The Society of General Internal Medicine (SGIM) is an international organization representing 3,300 physicians. These physicians are the backbone of primary care internal medicine in every medical school, major teaching hospital in the United States, and an increasing number of international institutions.
For over 40 years, SGIM has been at the forefront of medical education and research. Our journey began in 1978 as the Society for Research and Education in Primary Care Internal Medicine (SREPCIM), supported by a generous $130,000 grant from the Robert Wood Johnson Foundation and a collaboration with the American College of Physicians (ACP). Our founders envisioned a platform for professionals dedicated to primary training and research in adult medicine.
Our inaugural national meeting in April 1978 saw 178 attendees, all of whom became members with voting rights. This gathering laid the foundation for our constitution, emphasizing annual meetings as a nexus for research and education.
By 1983, we had established a health policy committee, initiated plans for a medical journal, expanded our annual meetings, and introduced a membership dues system. However, differences with established societies led us to advocate more vigorously for primary care and ambulatory medicine, challenging traditional medical norms.
Our commitment to transforming the U.S. healthcare system was further solidified with the launch of the Journal of General Internal Medicine in 1986. The first issue, published in Jan/Feb 1986, underscored the significance of original research and diverse clinical topics.

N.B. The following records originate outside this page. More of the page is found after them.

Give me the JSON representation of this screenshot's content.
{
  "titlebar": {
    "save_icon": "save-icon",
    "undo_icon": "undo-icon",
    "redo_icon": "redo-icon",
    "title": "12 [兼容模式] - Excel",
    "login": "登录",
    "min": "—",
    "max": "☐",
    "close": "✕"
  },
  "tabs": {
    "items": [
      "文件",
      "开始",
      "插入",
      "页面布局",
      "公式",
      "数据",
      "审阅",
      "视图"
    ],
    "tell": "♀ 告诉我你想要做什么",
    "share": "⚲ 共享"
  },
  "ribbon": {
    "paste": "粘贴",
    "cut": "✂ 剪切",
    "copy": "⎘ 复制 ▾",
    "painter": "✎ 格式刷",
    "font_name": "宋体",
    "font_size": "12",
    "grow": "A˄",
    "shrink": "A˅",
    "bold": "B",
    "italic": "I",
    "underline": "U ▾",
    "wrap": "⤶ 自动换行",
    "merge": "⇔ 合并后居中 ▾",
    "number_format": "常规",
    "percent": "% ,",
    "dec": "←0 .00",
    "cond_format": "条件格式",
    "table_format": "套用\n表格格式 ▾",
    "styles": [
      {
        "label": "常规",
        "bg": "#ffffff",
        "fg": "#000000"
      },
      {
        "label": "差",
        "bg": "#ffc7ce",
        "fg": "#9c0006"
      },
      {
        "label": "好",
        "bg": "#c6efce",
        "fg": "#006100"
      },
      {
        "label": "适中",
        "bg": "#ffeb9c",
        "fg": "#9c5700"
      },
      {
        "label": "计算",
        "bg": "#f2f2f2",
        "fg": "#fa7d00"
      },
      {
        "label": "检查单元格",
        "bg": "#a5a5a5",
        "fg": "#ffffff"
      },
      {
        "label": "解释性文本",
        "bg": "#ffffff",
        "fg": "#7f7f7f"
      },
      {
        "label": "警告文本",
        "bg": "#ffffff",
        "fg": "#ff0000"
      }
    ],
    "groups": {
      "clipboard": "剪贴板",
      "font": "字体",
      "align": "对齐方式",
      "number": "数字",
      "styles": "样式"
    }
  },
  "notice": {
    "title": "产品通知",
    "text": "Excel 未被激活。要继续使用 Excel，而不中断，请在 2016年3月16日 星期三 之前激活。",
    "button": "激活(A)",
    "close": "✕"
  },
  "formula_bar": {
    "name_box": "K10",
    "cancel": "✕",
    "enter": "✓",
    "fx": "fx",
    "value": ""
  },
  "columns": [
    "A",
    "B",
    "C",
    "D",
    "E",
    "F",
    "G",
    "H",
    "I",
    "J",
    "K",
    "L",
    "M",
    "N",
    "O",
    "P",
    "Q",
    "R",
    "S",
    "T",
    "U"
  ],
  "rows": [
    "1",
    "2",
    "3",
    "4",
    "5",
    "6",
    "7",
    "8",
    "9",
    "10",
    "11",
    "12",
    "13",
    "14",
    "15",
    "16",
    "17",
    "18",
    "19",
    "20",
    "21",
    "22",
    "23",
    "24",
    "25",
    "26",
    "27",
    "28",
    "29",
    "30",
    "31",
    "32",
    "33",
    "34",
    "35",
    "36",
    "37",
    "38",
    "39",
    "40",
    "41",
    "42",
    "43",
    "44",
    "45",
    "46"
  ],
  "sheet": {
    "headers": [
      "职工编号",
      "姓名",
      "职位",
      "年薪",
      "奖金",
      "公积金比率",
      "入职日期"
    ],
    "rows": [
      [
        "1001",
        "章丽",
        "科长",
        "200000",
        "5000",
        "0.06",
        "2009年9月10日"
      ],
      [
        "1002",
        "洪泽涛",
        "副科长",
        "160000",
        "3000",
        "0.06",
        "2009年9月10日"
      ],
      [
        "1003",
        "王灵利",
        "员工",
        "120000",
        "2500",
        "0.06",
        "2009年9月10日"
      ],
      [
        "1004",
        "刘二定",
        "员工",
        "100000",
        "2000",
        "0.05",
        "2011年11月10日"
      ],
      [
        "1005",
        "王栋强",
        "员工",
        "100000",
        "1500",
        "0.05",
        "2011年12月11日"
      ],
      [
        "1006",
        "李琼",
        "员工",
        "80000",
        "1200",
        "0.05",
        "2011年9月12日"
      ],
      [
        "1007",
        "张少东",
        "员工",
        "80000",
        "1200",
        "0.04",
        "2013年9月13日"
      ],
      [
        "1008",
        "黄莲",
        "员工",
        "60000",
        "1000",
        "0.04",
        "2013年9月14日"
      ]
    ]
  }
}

The 1980s also witnessed the establishment of regional SGIM divisions, promoting academic research and scholarship at the local level. Today, SGIM proudly represents all 50 states through seven active regions: Mountain West, California, New England, Southern, Midwest, Mid-Atlantic, and Northwest.
1985-1986 marked a pivotal period. While our membership and annual meeting attendance surged, our partnership with ACP began diminishing. This culminated in 1987-1988 when we rebranded as The Society for General Internal Medicine (SGIM) and became an independent entity.
The subsequent years saw SGIM's influence expand by establishing numerous committees, task forces, and collaborations with over 40 like-minded organizations. Our research endeavors became more diverse and sophisticated, leading to new projects and affiliations. By 1996, David Karlson took the helm as SGIM's Executive Director.
The turn of the century brought further growth. By 2005, we revamped our governance structure to serve our members better. Today, SGIM boasts over 25 committees, commissions, and work groups addressing a myriad of topics, from education and research to clinical practice and health policy.
Our annual meeting, now spanning three and a half days, attracts over 2,000 general internists globally. With a membership exceeding 3,300, our Journal of General Internal Medicine stands among the top scientific journals for general internists and medical educators. Our SGIM newsletter, Forum, has also expanded significantly.
Recent years have seen the introduction of strategic initiatives, career development programs, MOC offerings, research papers, and policies. In 2017, Dr. Eric Bass was appointed our first Chief Executive Officer, further solidifying SGIM's position as a leader in general internal medicine.
SGIM remains committed to innovation, leadership, and excellence in general internal medicine, continuing our legacy of shaping the future of healthcare.